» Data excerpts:
^^^^^^^^^^^^^^^^

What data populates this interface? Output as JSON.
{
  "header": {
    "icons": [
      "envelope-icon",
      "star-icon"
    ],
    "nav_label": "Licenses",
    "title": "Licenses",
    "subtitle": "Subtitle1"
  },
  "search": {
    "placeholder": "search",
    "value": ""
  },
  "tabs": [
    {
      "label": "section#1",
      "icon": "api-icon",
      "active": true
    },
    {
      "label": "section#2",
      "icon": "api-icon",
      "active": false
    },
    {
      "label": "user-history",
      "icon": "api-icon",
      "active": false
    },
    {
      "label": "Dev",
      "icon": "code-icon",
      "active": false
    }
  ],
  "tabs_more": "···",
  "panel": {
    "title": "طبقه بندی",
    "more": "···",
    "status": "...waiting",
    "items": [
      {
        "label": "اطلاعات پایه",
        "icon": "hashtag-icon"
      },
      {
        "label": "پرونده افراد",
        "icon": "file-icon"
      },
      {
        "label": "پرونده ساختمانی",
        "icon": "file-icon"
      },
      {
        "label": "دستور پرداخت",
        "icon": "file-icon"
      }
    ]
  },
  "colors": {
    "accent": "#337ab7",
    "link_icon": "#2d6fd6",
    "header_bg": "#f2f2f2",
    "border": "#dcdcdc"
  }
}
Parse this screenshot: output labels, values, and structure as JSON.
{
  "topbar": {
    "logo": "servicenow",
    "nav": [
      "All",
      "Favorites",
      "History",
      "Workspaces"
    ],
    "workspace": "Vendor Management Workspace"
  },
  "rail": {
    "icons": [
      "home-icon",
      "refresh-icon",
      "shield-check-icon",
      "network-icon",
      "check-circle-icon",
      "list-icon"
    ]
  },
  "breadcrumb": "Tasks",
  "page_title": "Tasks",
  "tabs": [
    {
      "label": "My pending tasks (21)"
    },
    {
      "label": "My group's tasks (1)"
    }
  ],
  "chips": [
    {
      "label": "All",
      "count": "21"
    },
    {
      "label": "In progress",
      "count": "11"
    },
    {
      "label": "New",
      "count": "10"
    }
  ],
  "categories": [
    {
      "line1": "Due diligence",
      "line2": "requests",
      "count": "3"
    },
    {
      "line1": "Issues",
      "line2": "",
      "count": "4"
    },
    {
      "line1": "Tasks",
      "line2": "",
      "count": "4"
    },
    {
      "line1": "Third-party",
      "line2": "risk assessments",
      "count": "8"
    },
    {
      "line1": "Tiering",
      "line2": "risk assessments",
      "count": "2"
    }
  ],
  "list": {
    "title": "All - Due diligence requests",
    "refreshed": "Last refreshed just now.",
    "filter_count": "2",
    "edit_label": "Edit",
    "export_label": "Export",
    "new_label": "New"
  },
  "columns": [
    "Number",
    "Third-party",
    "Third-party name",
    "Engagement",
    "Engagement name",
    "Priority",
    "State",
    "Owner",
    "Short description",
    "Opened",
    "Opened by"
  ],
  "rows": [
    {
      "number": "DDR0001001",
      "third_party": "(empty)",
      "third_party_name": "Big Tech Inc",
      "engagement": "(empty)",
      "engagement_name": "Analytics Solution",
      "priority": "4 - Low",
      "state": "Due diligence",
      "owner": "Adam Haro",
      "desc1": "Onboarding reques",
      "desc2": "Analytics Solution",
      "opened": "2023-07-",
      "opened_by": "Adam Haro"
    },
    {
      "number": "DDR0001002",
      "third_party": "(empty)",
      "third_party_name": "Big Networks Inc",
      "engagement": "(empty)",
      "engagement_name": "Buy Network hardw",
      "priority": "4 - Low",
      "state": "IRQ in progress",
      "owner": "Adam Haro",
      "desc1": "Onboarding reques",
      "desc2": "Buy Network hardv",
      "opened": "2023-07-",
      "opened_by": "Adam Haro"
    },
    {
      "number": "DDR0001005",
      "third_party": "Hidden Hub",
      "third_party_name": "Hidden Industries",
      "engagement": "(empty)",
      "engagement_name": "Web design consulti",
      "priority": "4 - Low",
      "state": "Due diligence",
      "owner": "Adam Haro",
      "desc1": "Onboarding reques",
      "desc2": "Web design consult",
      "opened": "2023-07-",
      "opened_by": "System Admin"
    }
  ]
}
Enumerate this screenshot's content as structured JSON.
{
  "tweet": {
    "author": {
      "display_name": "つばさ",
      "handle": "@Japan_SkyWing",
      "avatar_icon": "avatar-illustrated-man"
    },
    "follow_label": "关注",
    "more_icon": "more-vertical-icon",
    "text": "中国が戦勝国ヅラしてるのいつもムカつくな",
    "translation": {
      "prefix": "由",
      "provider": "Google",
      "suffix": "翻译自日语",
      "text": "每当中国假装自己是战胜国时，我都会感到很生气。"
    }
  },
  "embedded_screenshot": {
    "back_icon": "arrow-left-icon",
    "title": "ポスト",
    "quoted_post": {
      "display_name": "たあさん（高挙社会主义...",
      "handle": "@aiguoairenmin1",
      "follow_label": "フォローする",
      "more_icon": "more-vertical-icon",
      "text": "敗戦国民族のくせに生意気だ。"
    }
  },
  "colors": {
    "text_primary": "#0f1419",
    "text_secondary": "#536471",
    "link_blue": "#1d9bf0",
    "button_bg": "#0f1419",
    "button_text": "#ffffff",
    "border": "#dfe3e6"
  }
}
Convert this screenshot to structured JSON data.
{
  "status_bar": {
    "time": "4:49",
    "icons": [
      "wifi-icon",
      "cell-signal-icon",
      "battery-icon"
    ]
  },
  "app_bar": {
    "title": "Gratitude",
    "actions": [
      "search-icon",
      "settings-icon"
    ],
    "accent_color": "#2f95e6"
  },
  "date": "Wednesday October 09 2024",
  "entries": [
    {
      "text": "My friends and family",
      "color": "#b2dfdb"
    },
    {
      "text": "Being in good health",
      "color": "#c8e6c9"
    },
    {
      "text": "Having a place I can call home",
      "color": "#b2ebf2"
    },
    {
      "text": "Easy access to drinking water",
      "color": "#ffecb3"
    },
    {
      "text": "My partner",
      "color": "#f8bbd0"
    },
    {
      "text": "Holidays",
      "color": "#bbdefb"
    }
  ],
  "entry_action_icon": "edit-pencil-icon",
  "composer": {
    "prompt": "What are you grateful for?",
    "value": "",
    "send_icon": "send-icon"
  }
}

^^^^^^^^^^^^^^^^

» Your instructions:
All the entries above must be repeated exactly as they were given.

» Result of the task:
What data populates this interface? Output as JSON.
{
  "header": {
    "icons": [
      "envelope-icon",
      "star-icon"
    ],
    "nav_label": "Licenses",
    "title": "Licenses",
    "subtitle": "Subtitle1"
  },
  "search": {
    "placeholder": "search",
    "value": ""
  },
  "tabs": [
    {
      "label": "section#1",
      "icon": "api-icon",
      "active": true
    },
    {
      "label": "section#2",
      "icon": "api-icon",
      "active": false
    },
    {
      "label": "user-history",
      "icon": "api-icon",
      "active": false
    },
    {
      "label": "Dev",
      "icon": "code-icon",
      "active": false
    }
  ],
  "tabs_more": "···",
  "panel": {
    "title": "طبقه بندی",
    "more": "···",
    "status": "...waiting",
    "items": [
      {
        "label": "اطلاعات پایه",
        "icon": "hashtag-icon"
      },
      {
        "label": "پرونده افراد",
        "icon": "file-icon"
      },
      {
        "label": "پرونده ساختمانی",
        "icon": "file-icon"
      },
      {
        "label": "دستور پرداخت",
        "icon": "file-icon"
      }
    ]
  },
  "colors": {
    "accent": "#337ab7",
    "link_icon": "#2d6fd6",
    "header_bg": "#f2f2f2",
    "border": "#dcdcdc"
  }
}
Parse this screenshot: output labels, values, and structure as JSON.
{
  "topbar": {
    "logo": "servicenow",
    "nav": [
      "All",
      "Favorites",
      "History",
      "Workspaces"
    ],
    "workspace": "Vendor Management Workspace"
  },
  "rail": {
    "icons": [
      "home-icon",
      "refresh-icon",
      "shield-check-icon",
      "network-icon",
      "check-circle-icon",
      "list-icon"
    ]
  },
  "breadcrumb": "Tasks",
  "page_title": "Tasks",
  "tabs": [
    {
      "label": "My pending tasks (21)"
    },
    {
      "label": "My group's tasks (1)"
    }
  ],
  "chips": [
    {
      "label": "All",
      "count": "21"
    },
    {
      "label": "In progress",
      "count": "11"
    },
    {
      "label": "New",
      "count": "10"
    }
  ],
  "categories": [
    {
      "line1": "Due diligence",
      "line2": "requests",
      "count": "3"
    },
    {
      "line1": "Issues",
      "line2": "",
      "count": "4"
    },
    {
      "line1": "Tasks",
      "line2": "",
      "count": "4"
    },
    {
      "line1": "Third-party",
      "line2": "risk assessments",
      "count": "8"
    },
    {
      "line1": "Tiering",
      "line2": "risk assessments",
      "count": "2"
    }
  ],
  "list": {
    "title": "All - Due diligence requests",
    "refreshed": "Last refreshed just now.",
    "filter_count": "2",
    "edit_label": "Edit",
    "export_label": "Export",
    "new_label": "New"
  },
  "columns": [
    "Number",
    "Third-party",
    "Third-party name",
    "Engagement",
    "Engagement name",
    "Priority",
    "State",
    "Owner",
    "Short description",
    "Opened",
    "Opened by"
  ],
  "rows": [
    {
      "number": "DDR0001001",
      "third_party": "(empty)",
      "third_party_name": "Big Tech Inc",
      "engagement": "(empty)",
      "engagement_name": "Analytics Solution",
      "priority": "4 - Low",
      "state": "Due diligence",
      "owner": "Adam Haro",
      "desc1": "Onboarding reques",
      "desc2": "Analytics Solution",
      "opened": "2023-07-",
      "opened_by": "Adam Haro"
    },
    {
      "number": "DDR0001002",
      "third_party": "(empty)",
      "third_party_name": "Big Networks Inc",
      "engagement": "(empty)",
      "engagement_name": "Buy Network hardw",
      "priority": "4 - Low",
      "state": "IRQ in progress",
      "owner": "Adam Haro",
      "desc1": "Onboarding reques",
      "desc2": "Buy Network hardv",
      "opened": "2023-07-",
      "opened_by": "Adam Haro"
    },
    {
      "number": "DDR0001005",
      "third_party": "Hidden Hub",
      "third_party_name": "Hidden Industries",
      "engagement": "(empty)",
      "engagement_name": "Web design consulti",
      "priority": "4 - Low",
      "state": "Due diligence",
      "owner": "Adam Haro",
      "desc1": "Onboarding reques",
      "desc2": "Web design consult",
      "opened": "2023-07-",
      "opened_by": "System Admin"
    }
  ]
}
Enumerate this screenshot's content as structured JSON.
{
  "tweet": {
    "author": {
      "display_name": "つばさ",
      "handle": "@Japan_SkyWing",
      "avatar_icon": "avatar-illustrated-man"
    },
    "follow_label": "关注",
    "more_icon": "more-vertical-icon",
    "text": "中国が戦勝国ヅラしてるのいつもムカつくな",
    "translation": {
      "prefix": "由",
      "provider": "Google",
      "suffix": "翻译自日语",
      "text": "每当中国假装自己是战胜国时，我都会感到很生气。"
    }
  },
  "embedded_screenshot": {
    "back_icon": "arrow-left-icon",
    "title": "ポスト",
    "quoted_post": {
      "display_name": "たあさん（高挙社会主义...",
      "handle": "@aiguoairenmin1",
      "follow_label": "フォローする",
      "more_icon": "more-vertical-icon",
      "text": "敗戦国民族のくせに生意気だ。"
    }
  },
  "colors": {
    "text_primary": "#0f1419",
    "text_secondary": "#536471",
    "link_blue": "#1d9bf0",
    "button_bg": "#0f1419",
    "button_text": "#ffffff",
    "border": "#dfe3e6"
  }
}
Convert this screenshot to structured JSON data.
{
  "status_bar": {
    "time": "4:49",
    "icons": [
      "wifi-icon",
      "cell-signal-icon",
      "battery-icon"
    ]
  },
  "app_bar": {
    "title": "Gratitude",
    "actions": [
      "search-icon",
      "settings-icon"
    ],
    "accent_color": "#2f95e6"
  },
  "date": "Wednesday October 09 2024",
  "entries": [
    {
      "text": "My friends and family",
      "color": "#b2dfdb"
    },
    {
      "text": "Being in good health",
      "color": "#c8e6c9"
    },
    {
      "text": "Having a place I can call home",
      "color": "#b2ebf2"
    },
    {
      "text": "Easy access to drinking water",
      "color": "#ffecb3"
    },
    {
      "text": "My partner",
      "color": "#f8bbd0"
    },
    {
      "text": "Holidays",
      "color": "#bbdefb"
    }
  ],
  "entry_action_icon": "edit-pencil-icon",
  "composer": {
    "prompt": "What are you grateful for?",
    "value": "",
    "send_icon": "send-icon"
  }
}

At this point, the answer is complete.